◆ WHAT YOU ARE ASKED TO DO
The only acceptable reply is the number of lines in the material below that hold "your".

◆ PROVIDED DATA
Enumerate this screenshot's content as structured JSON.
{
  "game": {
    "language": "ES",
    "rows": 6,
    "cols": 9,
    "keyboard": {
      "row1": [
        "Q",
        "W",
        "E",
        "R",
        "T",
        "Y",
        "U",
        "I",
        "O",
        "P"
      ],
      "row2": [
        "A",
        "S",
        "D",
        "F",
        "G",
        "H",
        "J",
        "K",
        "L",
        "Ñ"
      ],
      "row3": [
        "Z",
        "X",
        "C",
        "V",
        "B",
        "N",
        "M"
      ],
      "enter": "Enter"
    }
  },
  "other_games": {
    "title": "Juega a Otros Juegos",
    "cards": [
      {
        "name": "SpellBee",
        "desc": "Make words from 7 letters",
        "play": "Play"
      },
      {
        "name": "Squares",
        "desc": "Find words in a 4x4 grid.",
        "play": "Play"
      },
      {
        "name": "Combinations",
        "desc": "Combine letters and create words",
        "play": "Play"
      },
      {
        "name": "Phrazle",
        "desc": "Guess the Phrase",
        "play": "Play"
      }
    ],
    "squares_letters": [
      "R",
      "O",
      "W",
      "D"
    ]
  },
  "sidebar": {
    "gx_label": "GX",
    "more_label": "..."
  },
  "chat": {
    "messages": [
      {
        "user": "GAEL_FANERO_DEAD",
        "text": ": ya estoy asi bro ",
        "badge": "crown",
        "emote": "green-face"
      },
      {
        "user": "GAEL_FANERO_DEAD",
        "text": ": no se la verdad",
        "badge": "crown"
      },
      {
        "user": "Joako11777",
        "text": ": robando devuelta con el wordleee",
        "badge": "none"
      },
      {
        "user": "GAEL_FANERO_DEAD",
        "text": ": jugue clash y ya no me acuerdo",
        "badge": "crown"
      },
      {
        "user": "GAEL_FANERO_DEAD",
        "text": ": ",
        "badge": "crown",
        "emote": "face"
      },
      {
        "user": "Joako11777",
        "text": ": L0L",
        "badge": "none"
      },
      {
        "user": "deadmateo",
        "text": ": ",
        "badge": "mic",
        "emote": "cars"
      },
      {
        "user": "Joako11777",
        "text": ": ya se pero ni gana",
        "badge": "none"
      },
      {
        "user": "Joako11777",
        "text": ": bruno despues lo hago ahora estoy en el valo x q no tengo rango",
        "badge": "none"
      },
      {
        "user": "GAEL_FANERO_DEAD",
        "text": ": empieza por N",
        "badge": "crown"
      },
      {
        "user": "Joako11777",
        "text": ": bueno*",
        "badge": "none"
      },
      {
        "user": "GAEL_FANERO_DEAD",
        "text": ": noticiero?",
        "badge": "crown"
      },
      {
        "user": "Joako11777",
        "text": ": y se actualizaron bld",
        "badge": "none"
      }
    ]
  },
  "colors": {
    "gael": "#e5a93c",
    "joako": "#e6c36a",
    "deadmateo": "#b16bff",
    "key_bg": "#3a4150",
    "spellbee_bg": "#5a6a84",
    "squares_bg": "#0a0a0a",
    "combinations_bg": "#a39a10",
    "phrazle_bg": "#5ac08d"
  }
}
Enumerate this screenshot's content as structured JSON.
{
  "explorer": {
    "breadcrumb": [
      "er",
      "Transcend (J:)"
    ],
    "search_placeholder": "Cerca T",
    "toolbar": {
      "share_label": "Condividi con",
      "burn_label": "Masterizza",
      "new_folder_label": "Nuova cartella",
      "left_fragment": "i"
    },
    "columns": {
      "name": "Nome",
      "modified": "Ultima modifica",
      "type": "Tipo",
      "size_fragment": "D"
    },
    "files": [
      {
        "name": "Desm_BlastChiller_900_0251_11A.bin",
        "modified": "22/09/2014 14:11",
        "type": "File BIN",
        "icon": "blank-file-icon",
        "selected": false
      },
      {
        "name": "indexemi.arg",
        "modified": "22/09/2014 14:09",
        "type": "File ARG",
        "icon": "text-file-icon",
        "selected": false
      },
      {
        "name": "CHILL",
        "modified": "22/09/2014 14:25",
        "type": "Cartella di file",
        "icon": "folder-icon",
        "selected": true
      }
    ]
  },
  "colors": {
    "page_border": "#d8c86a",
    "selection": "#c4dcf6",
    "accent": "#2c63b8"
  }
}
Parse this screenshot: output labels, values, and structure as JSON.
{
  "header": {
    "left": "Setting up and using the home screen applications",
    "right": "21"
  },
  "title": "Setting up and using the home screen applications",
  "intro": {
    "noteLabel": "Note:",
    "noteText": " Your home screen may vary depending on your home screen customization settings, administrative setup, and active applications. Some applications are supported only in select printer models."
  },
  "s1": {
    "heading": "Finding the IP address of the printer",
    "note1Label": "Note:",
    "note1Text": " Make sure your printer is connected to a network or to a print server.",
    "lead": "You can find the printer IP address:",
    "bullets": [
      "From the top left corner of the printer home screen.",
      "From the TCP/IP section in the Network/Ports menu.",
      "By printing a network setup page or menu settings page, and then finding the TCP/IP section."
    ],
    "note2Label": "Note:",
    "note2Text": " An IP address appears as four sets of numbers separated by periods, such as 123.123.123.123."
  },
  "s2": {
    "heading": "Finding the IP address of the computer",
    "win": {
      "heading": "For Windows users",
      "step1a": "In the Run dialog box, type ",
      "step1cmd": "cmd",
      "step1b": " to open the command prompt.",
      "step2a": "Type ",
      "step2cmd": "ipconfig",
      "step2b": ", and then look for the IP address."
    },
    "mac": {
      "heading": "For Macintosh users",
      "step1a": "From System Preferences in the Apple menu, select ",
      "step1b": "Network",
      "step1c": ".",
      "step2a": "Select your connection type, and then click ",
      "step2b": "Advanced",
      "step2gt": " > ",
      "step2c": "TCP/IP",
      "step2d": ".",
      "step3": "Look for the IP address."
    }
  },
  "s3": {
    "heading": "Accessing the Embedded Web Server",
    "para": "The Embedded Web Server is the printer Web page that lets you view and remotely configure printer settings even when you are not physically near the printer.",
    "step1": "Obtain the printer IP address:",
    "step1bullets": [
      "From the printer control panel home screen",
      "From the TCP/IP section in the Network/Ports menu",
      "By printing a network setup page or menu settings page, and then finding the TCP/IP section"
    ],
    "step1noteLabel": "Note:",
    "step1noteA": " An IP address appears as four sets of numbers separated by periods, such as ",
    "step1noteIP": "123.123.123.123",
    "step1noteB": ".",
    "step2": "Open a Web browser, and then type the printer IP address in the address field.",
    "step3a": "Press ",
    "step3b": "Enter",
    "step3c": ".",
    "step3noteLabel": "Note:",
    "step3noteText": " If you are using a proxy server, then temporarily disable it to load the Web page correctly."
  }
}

◆ REPLY
3